Your lease will outline whether the freeholder has any responsibility for repairs. If you own a leasehold flat the freeholder may be responsible for repairs to the structure of the building, or shared areas. If you own a leasehold house it is unlikely that your freeholder will be responsible for repairs.
Owning a house on leasehold
Your lease will outline which, if any, repairs the person or company who owns your freehold is responsible for. Freeholders will usually only be responsible for repairs to communal areas. It is unlikely that your freeholder will be responsible for repairs if you own a house. If you don't know the terms of your lease you can get a copy from the solicitor who carried out the legal work when you purchased your house.
You, the leaseholder, will usually be responsible for managing repairs in the parts of the building that you own. This would normally include
- all internal decoration, including carpets and paintwork,
- repairs to furniture and appliances,
- repairs to internal plumbing and wiring,
- repairs to plasterwork,
- repairs to floorboards.
The freeholder will normally be responsible for organising repairs to shared facilities, like a shared heating or plumbing system or the roof of an apartment building.
- repairs to the building's structure, including the roof and guttering,
- repairs to shared parts of the building, such as lifts and communal stairways,
- buildings insurance (to protect the entire building from accidents and disasters such as fire or flood).
Write to your freeholder if there are any problems. Give details of the repairs that are needed. Give the freeholder a realistic deadline for carrying them out. Date your letter and keep a copy.
Paying for repairs
You have to pay for any repairs that the lease says are your responsibility. You may also have to contribute to repairs that the freeholder is responsible for.
A freeholder's building insurance may cover all or part of the cost of repairs. However, if anything isn't covered by building insurance each leaseholder may have to pay a share of the total cost. The freeholder may also establish a 'sinking fund' or 'repair fund from service charges to pay for major repairs. The freeholder must consult with all leaseholders before increasing service charges to cover the cost of repairs. Speak to a solicitor if you feel that your freeholder hasn't consulted you properly.
Freeholder won't do repairs
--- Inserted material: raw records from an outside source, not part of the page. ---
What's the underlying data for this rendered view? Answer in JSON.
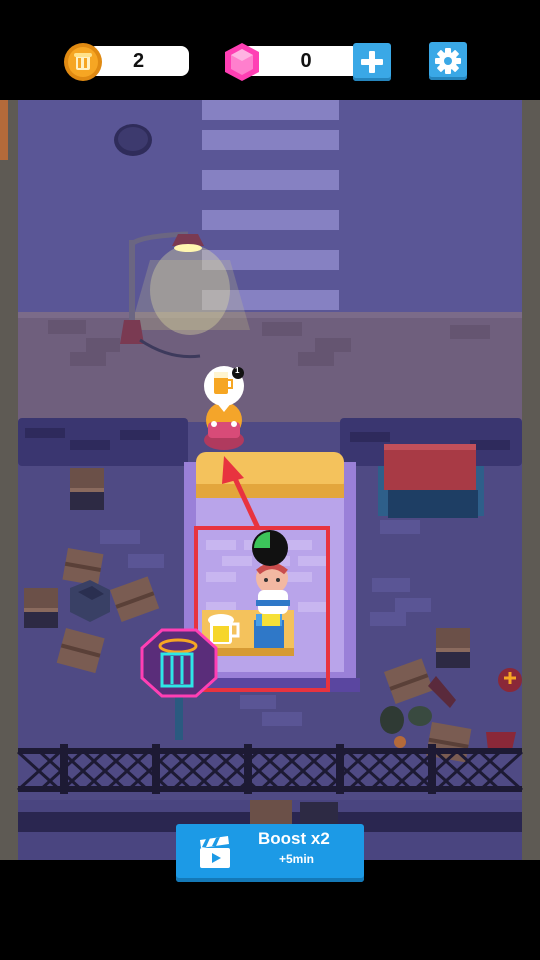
{
  "hud": {
    "coins": "2",
    "gems": "0",
    "coin_icon": "coin-icon",
    "gem_icon": "gem-icon",
    "add_icon": "plus-icon",
    "settings_icon": "gear-icon"
  },
  "scene": {
    "customer_order_count": "1",
    "order_item": "beer-mug-icon",
    "serving_timer_progress": 0.25
  },
  "boost": {
    "title": "Boost x2",
    "subtitle": "+5min",
    "icon": "video-clapper-icon"
  },
  "colors": {
    "accent_blue": "#3aa8e6",
    "gem_pink": "#ff3fb4",
    "coin_gold": "#f6a623",
    "highlight_red": "#e8333f"
  }
}
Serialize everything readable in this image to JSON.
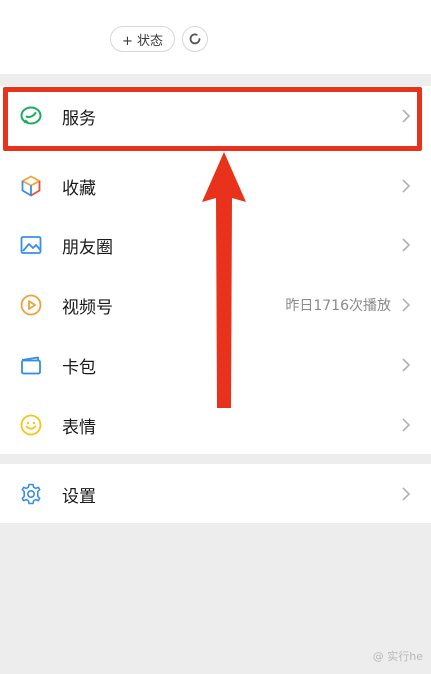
{
  "header": {
    "status_button_label": "+ 状态",
    "refresh_icon": "refresh-icon"
  },
  "menu": {
    "items": [
      {
        "label": "服务",
        "icon": "service-icon",
        "extra": ""
      },
      {
        "label": "收藏",
        "icon": "favorites-cube-icon",
        "extra": ""
      },
      {
        "label": "朋友圈",
        "icon": "moments-picture-icon",
        "extra": ""
      },
      {
        "label": "视频号",
        "icon": "channels-play-icon",
        "extra": "昨日1716次播放"
      },
      {
        "label": "卡包",
        "icon": "card-wallet-icon",
        "extra": ""
      },
      {
        "label": "表情",
        "icon": "sticker-smiley-icon",
        "extra": ""
      }
    ],
    "settings": {
      "label": "设置",
      "icon": "gear-icon"
    }
  },
  "annotation": {
    "highlight_color": "#e8321c",
    "highlight_target": "服务"
  },
  "watermark": {
    "text": "@ 实行he"
  },
  "colors": {
    "service_green": "#1aad5b",
    "cube_accent": "#f0a23a",
    "moments_blue": "#3a8ee6",
    "channels_orange": "#f0a23a",
    "card_blue": "#2f8ee6",
    "smiley_yellow": "#f5c518",
    "settings_blue": "#3a8ee6"
  }
}
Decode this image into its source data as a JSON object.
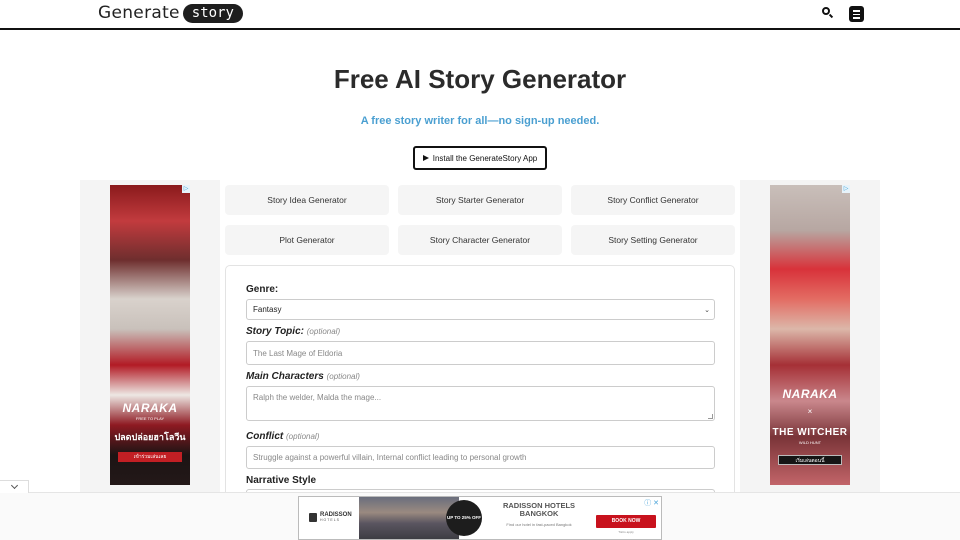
{
  "header": {
    "logo_text": "Generate",
    "logo_pill": "story",
    "search_icon": "search-icon",
    "menu_icon": "menu-icon"
  },
  "hero": {
    "title": "Free AI Story Generator",
    "subtitle": "A free story writer for all—no sign-up needed.",
    "install_button": "Install the GenerateStory App",
    "install_icon": "play-store-icon"
  },
  "generators": [
    {
      "label": "Story Idea Generator"
    },
    {
      "label": "Story Starter Generator"
    },
    {
      "label": "Story Conflict Generator"
    },
    {
      "label": "Plot Generator"
    },
    {
      "label": "Story Character Generator"
    },
    {
      "label": "Story Setting Generator"
    }
  ],
  "form": {
    "genre": {
      "label": "Genre:",
      "value": "Fantasy"
    },
    "topic": {
      "label": "Story Topic:",
      "optional": "(optional)",
      "placeholder": "The Last Mage of Eldoria"
    },
    "characters": {
      "label": "Main Characters",
      "optional": "(optional)",
      "placeholder": "Ralph the welder, Malda the mage..."
    },
    "conflict": {
      "label": "Conflict",
      "optional": "(optional)",
      "placeholder": "Struggle against a powerful villain, Internal conflict leading to personal growth"
    },
    "narrative_style": {
      "label": "Narrative Style"
    }
  },
  "ads": {
    "left": {
      "brand": "NARAKA",
      "tag": "FREE TO PLAY",
      "headline": "ปลดปล่อยฮาโลวีน",
      "cta": "เข้าร่วมเล่นเลย"
    },
    "right": {
      "brand": "NARAKA",
      "x": "×",
      "collab": "THE WITCHER",
      "collab_sub": "WILD HUNT",
      "cta": "เริ่มเล่นตอนนี้"
    },
    "bottom": {
      "logo_name": "RADISSON",
      "logo_sub": "HOTELS",
      "badge": "UP TO 25% OFF",
      "headline": "RADISSON HOTELS BANGKOK",
      "tagline": "Find our hotel in fast-paced Bangkok",
      "cta": "BOOK NOW",
      "terms": "T&Cs apply"
    }
  },
  "colors": {
    "accent": "#4a9fd1",
    "ad_cta_red": "#c8121d"
  }
}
Your freeholder is legally obliged to carry out the repairs that the lease says are the freeholder's responsibility. If the freeholder isn't doing these, you'll need to get legal advice from a solicitor. Unfortunatley, there's no local laws in place that explain how building managers have to operate so your solicitor will need to consult the terms of your agreement with the freeholder.